● EXERCISE DETAILS: Scan the material that follows. Copy every line containing the word "total".

------------------------------------------------

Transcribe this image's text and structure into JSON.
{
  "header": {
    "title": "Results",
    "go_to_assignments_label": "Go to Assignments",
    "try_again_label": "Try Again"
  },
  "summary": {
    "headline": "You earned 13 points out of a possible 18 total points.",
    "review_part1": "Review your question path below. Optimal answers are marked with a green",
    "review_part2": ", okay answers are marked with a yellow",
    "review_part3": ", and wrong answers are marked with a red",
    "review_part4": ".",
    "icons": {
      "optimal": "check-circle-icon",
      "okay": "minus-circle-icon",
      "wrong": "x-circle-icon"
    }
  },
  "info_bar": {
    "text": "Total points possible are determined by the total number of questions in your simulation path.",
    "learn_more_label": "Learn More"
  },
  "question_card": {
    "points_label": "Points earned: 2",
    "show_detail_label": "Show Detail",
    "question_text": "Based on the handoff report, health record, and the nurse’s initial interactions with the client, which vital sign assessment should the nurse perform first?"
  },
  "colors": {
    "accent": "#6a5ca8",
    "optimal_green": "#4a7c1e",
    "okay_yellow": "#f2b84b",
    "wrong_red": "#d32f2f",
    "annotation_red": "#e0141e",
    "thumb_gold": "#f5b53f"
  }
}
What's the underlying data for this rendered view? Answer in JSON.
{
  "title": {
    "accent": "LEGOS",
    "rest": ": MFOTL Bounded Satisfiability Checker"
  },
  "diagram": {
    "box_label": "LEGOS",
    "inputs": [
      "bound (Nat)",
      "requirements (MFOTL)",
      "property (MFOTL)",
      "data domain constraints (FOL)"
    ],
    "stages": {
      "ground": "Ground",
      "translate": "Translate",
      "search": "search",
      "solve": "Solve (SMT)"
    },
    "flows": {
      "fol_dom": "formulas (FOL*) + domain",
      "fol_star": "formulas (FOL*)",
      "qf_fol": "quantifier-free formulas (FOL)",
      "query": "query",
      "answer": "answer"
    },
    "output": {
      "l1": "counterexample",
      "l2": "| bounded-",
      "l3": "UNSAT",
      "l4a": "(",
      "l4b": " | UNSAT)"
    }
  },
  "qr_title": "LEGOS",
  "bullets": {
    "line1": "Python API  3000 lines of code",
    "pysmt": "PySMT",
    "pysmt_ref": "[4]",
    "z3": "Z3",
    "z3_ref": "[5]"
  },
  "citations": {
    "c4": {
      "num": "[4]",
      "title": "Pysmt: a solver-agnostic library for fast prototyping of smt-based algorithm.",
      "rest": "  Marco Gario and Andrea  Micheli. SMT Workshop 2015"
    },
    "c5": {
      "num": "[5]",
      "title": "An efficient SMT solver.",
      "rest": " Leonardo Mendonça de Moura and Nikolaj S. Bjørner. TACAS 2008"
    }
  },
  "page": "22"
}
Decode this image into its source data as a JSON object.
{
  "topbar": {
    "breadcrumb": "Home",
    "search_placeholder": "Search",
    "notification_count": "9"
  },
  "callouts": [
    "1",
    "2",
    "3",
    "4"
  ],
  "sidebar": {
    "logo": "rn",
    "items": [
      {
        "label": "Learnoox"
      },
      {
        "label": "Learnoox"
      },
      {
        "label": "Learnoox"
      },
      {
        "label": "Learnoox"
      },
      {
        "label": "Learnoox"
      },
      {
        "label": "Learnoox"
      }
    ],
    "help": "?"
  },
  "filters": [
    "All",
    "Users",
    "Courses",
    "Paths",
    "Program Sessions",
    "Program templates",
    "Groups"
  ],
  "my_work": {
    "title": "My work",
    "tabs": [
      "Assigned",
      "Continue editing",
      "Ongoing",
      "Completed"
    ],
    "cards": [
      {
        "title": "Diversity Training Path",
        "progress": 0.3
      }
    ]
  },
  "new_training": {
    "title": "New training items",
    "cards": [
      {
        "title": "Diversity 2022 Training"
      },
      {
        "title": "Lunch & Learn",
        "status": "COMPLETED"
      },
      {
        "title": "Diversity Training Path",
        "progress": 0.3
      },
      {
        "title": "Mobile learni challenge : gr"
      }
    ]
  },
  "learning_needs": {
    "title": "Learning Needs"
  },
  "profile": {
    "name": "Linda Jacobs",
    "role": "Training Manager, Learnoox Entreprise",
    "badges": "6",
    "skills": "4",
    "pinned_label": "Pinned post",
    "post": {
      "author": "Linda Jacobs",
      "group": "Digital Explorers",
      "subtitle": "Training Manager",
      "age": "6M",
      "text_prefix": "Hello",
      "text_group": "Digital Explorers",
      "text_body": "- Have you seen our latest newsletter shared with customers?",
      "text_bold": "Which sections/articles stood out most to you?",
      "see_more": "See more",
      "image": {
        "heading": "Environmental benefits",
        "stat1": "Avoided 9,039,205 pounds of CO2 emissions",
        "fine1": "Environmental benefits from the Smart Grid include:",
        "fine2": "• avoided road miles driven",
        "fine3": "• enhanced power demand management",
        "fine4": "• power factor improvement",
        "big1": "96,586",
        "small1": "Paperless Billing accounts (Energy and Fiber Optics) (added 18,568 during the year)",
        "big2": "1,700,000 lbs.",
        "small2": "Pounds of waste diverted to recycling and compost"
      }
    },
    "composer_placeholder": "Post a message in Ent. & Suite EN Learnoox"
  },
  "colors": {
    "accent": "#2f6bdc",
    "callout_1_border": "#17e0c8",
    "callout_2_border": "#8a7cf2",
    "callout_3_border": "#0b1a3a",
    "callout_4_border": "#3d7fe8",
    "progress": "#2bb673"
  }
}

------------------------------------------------

● RESULT OF THIS EXERCISE:
    "headline": "You earned 13 points out of a possible 18 total points.",
    "text": "Total points possible are determined by the total number of questions in your simulation path.",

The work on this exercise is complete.